After receiving his B.A. from Johns Hopkins University (at age 18) and his J.D. from Boalt Hall School of Law of the University of California, Berkeley (at age 21), Greenberg served as law clerk to the Honorable Ruth Bader Ginsburg on the United States Court of Appeals for the District of Columbia Circuit. He was subsequently a Marshall Scholar at Oxford University, where he earned both his B.Phil. and D.Phil. in philosophy. In addition, he has been a Fulbright Scholar at the University of Stockholm, a research fellow at the Research School of Social Sciences of the Australian National University, and a Harrington Fellow at the University of Texas at Austin.
Before coming to UCLA, Greenberg taught at Princeton University and the University of Oxford. Prior to that, in the late 1990s, he also served as Deputy Assistant Attorney General in the U.S. Department of Justice, where his work focused on criminal law and policy, constitutional law (especially equal protection and First Amendment issues), and appellate litigation. During this period, he also worked as a federal prosecutor. Greenberg has written numerous articles and book chapters. His article, “How Facts Make Law” won the American Philosophical Association’s 2007 Berger Memorial Prize for work in philosophy of law published in 2004 and 2005, and his article, “The Meaning of Original Meaning” (co-authored with Harry Litman) was the runner-up for the 2001 Berger prize.

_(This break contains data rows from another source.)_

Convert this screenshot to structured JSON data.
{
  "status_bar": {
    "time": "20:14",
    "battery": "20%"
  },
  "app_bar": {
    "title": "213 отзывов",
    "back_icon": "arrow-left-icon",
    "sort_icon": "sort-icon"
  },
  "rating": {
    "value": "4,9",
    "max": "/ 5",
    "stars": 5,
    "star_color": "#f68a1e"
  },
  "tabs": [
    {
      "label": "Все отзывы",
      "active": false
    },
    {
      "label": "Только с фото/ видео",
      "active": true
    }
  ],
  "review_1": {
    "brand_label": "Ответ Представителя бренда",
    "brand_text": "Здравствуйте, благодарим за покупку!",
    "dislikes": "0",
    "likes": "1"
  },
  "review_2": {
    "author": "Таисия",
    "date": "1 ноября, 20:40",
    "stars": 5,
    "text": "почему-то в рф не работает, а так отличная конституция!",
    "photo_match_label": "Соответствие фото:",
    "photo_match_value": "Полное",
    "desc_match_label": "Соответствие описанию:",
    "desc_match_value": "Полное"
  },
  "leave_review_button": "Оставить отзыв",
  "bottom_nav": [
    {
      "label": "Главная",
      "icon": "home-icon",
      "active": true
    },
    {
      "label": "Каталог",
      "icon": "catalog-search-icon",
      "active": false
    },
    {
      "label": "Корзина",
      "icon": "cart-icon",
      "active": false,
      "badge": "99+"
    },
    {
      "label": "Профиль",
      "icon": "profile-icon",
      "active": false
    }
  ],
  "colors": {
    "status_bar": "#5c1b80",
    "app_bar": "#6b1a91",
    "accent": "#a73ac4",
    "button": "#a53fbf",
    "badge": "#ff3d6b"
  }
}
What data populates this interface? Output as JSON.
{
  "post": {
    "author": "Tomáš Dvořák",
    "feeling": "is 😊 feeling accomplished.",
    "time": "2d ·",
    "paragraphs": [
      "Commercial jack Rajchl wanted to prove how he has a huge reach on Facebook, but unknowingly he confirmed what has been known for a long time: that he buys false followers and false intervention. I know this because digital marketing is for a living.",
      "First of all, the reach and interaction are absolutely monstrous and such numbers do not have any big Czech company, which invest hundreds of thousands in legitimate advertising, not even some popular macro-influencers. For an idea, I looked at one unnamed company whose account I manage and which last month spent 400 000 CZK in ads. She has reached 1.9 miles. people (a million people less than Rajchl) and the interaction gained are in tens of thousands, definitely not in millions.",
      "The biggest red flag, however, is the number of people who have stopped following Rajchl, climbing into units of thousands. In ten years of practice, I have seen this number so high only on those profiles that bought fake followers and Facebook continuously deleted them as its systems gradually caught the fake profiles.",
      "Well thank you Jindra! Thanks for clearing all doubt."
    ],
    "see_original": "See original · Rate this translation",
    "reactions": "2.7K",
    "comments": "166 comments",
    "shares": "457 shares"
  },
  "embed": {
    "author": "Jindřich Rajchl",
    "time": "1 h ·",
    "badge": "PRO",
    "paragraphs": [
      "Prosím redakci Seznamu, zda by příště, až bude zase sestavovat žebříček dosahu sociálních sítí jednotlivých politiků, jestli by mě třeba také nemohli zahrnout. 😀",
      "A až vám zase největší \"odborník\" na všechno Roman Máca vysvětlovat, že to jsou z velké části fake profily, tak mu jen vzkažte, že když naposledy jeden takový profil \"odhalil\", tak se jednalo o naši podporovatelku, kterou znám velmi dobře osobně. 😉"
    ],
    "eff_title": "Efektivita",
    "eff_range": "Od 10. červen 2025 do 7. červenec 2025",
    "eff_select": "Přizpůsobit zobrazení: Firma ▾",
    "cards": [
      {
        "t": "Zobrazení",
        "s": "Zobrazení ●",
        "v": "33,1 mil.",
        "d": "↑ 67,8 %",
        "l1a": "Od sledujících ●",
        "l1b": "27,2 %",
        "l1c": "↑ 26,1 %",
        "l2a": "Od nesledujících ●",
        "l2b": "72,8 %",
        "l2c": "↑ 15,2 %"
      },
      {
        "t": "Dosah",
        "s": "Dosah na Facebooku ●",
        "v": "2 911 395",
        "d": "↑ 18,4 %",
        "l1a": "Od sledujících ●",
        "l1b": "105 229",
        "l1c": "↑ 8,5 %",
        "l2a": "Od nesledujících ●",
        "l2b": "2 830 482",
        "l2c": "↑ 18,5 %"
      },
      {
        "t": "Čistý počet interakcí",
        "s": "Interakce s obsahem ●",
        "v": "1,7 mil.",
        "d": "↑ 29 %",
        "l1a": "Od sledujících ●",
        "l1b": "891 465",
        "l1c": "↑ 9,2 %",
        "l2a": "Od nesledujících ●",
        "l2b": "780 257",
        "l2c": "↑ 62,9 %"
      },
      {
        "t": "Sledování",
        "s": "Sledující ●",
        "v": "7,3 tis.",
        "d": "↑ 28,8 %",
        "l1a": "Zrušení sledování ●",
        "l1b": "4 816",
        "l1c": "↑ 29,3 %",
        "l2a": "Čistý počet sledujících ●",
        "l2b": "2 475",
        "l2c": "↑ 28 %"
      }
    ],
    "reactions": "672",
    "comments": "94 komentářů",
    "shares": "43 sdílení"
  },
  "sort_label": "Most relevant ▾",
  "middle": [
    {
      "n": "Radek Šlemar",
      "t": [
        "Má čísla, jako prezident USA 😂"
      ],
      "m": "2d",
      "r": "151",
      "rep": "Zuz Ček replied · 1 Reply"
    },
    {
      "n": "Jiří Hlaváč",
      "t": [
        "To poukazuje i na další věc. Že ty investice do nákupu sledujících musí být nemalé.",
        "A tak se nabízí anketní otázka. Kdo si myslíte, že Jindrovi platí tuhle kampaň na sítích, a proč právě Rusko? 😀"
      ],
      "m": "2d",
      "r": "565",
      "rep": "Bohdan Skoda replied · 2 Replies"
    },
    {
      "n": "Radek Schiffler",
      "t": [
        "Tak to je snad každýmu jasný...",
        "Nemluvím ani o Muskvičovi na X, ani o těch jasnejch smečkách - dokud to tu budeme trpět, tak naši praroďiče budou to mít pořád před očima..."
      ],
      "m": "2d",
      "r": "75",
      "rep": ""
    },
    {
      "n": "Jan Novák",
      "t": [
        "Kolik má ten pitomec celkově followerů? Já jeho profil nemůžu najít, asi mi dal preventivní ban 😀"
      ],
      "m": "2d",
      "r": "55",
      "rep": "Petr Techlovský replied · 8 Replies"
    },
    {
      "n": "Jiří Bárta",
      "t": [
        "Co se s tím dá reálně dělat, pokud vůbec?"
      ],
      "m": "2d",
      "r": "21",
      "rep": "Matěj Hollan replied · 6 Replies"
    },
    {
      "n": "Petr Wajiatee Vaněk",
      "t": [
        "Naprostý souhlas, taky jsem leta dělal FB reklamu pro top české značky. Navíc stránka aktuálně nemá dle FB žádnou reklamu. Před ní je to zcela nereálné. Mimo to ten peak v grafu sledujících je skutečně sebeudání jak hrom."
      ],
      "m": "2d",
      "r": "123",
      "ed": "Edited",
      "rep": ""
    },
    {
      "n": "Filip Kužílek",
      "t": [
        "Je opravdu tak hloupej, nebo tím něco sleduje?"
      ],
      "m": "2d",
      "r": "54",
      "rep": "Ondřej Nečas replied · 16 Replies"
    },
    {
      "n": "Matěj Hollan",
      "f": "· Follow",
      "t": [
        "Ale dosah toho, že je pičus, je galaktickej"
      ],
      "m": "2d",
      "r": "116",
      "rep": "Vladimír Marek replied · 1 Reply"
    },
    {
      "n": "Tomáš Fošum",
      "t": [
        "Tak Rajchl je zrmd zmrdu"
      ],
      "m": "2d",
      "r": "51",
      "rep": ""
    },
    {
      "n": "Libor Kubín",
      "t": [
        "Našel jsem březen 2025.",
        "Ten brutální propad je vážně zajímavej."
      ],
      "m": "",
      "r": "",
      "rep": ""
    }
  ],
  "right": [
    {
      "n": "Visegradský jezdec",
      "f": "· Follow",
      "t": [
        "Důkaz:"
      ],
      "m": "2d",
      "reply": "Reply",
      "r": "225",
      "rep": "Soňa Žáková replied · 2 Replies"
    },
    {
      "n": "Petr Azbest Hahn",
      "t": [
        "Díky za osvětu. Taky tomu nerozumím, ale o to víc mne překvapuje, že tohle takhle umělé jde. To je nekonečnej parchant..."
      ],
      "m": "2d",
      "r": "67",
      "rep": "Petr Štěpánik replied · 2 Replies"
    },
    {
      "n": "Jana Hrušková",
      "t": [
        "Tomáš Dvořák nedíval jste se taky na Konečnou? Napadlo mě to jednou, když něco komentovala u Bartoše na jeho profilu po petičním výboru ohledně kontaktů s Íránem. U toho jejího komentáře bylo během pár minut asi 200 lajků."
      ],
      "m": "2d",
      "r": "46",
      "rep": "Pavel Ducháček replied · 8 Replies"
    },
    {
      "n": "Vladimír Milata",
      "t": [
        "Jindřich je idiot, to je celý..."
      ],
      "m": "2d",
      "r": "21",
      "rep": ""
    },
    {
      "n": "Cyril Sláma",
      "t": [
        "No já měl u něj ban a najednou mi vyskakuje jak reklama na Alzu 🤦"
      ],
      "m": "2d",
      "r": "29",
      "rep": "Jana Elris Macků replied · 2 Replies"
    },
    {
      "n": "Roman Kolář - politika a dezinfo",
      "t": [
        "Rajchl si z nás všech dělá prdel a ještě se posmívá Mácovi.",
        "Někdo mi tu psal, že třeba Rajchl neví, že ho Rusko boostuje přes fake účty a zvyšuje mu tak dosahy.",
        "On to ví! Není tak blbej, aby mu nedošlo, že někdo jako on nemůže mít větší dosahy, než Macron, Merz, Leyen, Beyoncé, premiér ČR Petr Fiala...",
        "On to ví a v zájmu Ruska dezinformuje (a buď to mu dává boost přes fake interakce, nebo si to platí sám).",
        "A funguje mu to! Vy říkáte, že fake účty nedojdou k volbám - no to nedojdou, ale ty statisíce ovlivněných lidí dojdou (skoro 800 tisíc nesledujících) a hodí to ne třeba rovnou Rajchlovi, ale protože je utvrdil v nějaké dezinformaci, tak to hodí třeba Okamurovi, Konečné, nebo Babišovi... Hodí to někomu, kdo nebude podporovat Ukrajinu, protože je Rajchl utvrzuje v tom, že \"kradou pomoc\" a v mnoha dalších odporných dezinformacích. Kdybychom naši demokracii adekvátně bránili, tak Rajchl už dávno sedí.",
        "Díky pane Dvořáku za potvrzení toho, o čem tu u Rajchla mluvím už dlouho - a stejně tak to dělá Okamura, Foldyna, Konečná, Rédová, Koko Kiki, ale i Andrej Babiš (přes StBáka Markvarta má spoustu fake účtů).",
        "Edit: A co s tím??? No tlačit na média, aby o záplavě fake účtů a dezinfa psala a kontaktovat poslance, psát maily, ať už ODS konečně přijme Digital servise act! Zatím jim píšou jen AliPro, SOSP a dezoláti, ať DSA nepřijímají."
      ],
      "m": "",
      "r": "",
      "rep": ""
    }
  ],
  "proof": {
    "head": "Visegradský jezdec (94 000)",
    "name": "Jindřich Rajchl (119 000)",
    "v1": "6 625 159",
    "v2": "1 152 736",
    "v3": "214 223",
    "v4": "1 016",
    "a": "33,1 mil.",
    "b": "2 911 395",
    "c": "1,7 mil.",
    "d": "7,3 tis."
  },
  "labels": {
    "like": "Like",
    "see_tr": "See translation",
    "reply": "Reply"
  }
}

Many of his papers are available at the following URL: http://ssrn.com/author=336071